What you have to do:
A bare number is the expected answer: the count of lines in the data holding "class".

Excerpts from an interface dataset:
* * * * *
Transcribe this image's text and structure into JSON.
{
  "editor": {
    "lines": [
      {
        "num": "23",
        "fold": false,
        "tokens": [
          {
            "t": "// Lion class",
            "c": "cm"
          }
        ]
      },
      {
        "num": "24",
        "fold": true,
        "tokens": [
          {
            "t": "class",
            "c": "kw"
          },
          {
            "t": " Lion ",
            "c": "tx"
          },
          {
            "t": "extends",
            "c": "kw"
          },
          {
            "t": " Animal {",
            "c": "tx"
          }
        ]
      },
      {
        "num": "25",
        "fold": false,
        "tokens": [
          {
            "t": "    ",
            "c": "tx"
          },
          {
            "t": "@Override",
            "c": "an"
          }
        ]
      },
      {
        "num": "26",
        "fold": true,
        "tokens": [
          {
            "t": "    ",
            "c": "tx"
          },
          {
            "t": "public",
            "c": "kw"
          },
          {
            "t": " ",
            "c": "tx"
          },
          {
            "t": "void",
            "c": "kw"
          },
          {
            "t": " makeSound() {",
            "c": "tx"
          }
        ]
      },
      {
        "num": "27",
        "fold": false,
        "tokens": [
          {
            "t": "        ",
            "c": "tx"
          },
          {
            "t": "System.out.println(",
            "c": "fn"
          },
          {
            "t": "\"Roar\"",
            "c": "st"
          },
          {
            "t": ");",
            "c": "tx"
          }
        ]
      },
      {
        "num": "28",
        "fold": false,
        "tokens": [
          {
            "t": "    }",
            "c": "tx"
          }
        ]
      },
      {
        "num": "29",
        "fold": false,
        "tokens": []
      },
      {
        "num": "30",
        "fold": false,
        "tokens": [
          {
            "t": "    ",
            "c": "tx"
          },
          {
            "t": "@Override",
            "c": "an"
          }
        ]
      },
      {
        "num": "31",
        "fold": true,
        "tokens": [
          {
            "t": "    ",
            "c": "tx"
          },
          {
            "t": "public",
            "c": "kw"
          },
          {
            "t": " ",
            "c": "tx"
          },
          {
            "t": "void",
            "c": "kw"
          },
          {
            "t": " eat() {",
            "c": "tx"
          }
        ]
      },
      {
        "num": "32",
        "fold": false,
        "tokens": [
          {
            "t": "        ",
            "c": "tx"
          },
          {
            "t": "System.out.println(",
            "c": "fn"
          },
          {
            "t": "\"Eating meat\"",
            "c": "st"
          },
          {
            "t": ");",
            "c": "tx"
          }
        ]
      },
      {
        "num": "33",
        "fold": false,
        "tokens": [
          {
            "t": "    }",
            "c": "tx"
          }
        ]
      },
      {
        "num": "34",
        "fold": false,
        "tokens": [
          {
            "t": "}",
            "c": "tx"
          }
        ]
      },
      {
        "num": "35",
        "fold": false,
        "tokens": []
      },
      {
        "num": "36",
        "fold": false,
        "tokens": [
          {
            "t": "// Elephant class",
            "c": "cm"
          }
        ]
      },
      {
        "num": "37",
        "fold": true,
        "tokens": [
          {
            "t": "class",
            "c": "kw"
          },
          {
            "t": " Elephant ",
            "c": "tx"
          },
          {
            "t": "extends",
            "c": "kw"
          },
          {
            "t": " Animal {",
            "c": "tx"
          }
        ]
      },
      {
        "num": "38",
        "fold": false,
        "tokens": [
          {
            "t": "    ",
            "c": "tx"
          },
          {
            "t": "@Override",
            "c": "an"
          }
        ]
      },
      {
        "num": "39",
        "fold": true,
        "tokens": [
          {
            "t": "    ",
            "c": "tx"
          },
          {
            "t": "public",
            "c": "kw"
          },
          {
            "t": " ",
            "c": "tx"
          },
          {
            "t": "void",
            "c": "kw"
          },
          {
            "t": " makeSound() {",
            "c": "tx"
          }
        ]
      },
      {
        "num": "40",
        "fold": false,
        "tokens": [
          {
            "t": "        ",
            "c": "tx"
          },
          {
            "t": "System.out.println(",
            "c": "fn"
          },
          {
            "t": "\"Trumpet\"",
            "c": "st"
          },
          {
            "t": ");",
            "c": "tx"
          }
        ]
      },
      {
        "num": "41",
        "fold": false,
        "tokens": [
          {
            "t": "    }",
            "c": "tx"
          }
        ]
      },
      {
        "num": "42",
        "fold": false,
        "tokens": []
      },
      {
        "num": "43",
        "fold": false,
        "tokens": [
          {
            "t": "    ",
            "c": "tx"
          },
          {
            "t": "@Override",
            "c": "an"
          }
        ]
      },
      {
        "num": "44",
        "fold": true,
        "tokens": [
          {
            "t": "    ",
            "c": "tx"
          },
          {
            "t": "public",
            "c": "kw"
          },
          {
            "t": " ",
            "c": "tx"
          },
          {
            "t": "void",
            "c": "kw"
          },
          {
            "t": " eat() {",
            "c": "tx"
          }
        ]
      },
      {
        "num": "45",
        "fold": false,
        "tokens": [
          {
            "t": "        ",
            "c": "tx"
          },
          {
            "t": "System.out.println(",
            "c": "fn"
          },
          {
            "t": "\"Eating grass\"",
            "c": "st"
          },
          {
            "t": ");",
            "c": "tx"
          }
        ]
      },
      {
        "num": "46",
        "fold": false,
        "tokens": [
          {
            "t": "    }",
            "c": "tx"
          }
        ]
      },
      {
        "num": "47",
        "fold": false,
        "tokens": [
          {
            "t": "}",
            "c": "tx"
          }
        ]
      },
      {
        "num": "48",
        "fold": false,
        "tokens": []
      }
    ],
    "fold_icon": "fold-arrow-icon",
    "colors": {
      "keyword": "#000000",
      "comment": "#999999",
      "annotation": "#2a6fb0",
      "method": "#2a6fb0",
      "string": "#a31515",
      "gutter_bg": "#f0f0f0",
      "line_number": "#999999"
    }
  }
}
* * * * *
Answer to this exercise:
4